• **Data records**
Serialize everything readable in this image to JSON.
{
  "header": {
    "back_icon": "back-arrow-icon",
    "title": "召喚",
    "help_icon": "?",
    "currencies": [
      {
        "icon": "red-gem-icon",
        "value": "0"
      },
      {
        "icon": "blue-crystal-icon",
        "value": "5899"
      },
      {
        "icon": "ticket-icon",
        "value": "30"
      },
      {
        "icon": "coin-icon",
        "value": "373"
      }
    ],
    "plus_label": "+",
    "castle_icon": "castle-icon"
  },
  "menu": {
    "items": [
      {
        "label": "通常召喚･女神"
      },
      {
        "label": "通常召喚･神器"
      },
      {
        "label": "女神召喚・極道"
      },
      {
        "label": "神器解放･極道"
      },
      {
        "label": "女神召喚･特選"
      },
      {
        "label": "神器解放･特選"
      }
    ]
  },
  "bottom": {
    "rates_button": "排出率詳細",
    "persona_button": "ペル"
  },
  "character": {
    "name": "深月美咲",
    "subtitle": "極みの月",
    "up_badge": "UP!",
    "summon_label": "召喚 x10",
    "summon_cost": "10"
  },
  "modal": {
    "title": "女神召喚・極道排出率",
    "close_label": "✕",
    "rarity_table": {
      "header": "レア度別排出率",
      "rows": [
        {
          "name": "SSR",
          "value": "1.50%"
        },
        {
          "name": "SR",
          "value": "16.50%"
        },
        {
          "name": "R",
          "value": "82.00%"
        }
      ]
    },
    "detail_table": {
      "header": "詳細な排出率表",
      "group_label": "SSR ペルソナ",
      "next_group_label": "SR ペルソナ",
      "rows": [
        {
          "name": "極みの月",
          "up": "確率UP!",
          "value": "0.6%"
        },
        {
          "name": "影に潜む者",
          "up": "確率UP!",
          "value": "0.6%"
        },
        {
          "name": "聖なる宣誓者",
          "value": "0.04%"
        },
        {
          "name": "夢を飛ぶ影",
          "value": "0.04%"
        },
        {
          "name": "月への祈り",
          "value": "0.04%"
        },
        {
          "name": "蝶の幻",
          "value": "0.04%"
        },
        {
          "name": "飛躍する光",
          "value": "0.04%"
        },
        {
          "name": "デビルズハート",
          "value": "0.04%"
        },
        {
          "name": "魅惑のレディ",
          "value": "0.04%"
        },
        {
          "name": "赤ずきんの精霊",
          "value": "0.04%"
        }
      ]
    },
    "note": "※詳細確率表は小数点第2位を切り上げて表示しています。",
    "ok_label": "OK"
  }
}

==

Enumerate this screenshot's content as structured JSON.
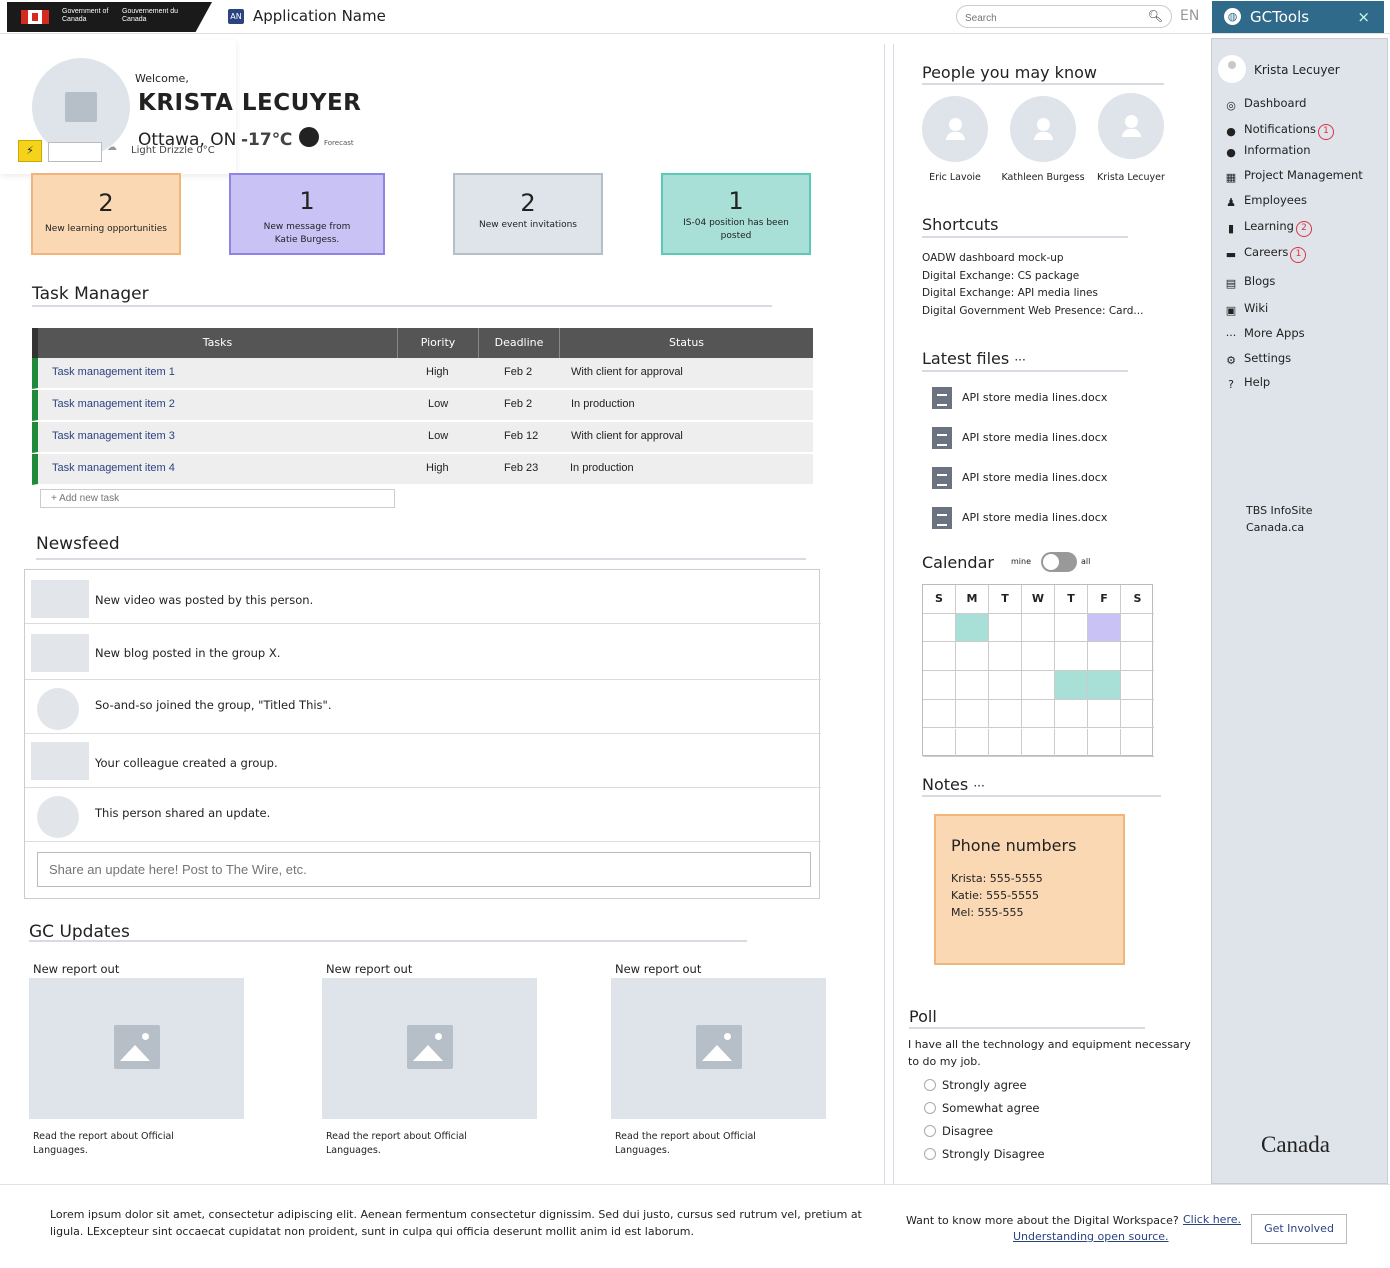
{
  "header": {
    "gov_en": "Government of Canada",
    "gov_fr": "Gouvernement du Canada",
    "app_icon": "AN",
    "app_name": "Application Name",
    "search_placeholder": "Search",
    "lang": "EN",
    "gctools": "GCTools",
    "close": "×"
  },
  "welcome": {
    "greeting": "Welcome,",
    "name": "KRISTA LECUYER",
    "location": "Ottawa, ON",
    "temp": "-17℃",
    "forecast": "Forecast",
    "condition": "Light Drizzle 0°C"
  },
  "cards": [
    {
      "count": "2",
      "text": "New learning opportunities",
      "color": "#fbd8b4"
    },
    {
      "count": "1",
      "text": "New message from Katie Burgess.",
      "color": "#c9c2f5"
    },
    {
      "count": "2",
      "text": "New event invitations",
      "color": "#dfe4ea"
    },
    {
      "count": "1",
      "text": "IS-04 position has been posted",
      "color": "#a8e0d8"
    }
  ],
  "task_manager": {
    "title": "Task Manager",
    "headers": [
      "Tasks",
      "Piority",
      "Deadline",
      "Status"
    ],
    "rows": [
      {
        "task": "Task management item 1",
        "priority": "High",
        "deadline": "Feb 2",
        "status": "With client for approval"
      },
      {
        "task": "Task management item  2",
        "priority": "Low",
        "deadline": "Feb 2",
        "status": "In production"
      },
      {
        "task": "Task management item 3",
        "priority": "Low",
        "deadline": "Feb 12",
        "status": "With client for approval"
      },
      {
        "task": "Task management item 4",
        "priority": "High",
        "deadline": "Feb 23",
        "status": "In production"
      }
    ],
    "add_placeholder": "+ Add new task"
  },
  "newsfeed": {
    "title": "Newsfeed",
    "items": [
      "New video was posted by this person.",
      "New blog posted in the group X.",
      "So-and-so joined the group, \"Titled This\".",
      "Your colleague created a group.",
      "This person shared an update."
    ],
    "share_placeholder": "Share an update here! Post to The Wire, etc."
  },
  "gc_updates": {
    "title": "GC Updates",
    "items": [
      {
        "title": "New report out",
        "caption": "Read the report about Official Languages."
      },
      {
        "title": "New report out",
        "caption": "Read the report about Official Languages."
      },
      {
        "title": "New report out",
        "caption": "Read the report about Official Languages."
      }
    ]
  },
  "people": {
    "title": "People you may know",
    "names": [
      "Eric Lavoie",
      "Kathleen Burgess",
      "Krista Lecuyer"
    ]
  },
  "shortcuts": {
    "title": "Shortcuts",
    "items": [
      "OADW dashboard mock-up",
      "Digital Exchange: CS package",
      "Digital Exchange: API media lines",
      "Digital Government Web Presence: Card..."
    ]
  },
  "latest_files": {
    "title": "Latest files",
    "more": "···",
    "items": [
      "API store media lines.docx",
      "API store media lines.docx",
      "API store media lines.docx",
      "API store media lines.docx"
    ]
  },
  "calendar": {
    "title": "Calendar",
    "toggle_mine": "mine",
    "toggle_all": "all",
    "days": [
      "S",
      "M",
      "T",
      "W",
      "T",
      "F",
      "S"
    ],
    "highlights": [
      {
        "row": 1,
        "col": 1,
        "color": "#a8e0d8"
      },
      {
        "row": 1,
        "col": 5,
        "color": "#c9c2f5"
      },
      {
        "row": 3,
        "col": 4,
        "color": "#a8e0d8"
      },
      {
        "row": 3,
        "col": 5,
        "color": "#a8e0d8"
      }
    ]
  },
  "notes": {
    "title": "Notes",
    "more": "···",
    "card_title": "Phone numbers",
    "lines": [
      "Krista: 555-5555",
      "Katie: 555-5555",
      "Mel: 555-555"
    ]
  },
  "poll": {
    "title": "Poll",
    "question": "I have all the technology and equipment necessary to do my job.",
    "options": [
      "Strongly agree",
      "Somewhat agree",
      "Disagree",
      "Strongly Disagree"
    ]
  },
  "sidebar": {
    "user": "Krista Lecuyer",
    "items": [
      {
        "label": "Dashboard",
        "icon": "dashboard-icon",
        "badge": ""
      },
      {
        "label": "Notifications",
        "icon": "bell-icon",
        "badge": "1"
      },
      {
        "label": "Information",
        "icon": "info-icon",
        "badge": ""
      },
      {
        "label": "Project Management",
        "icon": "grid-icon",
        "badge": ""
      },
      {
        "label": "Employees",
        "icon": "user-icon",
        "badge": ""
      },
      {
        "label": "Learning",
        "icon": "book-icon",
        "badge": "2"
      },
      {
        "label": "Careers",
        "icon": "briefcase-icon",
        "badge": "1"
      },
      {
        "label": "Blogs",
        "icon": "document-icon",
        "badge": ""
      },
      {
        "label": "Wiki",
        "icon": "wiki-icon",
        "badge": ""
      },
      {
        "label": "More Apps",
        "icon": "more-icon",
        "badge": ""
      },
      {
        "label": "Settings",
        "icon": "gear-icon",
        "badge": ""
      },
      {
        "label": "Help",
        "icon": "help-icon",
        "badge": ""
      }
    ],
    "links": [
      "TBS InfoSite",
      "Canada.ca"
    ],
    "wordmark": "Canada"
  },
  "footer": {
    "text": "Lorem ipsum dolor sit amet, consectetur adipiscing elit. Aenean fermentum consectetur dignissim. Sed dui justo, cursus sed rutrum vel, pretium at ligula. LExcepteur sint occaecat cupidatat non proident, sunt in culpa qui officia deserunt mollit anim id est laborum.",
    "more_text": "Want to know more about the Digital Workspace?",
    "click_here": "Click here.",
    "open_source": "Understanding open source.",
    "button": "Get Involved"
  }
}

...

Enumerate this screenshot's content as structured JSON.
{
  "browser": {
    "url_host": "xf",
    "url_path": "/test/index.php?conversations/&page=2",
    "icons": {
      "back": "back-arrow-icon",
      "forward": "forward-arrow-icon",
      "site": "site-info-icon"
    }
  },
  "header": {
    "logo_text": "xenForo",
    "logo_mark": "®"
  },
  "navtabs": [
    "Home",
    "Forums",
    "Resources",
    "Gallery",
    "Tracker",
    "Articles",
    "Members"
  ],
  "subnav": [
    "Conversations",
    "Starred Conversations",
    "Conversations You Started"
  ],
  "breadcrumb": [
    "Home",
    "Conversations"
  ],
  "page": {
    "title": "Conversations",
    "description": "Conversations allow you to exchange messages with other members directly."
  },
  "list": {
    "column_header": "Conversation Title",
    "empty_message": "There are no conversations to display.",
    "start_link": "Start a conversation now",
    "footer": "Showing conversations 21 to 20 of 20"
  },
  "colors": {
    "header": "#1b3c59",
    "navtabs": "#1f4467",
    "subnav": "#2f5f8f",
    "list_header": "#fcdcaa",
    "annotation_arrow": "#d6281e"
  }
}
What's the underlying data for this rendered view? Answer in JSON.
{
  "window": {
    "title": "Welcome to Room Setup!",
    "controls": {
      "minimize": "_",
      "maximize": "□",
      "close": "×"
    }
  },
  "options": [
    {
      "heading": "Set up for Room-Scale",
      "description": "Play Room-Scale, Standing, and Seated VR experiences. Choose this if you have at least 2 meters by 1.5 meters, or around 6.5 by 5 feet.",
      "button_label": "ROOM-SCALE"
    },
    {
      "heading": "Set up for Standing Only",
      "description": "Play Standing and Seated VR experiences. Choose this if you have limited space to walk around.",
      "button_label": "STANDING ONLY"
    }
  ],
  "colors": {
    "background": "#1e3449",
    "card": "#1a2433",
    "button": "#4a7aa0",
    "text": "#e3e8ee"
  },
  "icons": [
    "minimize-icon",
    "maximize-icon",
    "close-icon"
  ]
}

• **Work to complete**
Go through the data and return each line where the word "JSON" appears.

• **Problem solution**
Serialize everything readable in this image to JSON.
Enumerate this screenshot's content as structured JSON.
Enumerate this screenshot's content as structured JSON.
What's the underlying data for this rendered view? Answer in JSON.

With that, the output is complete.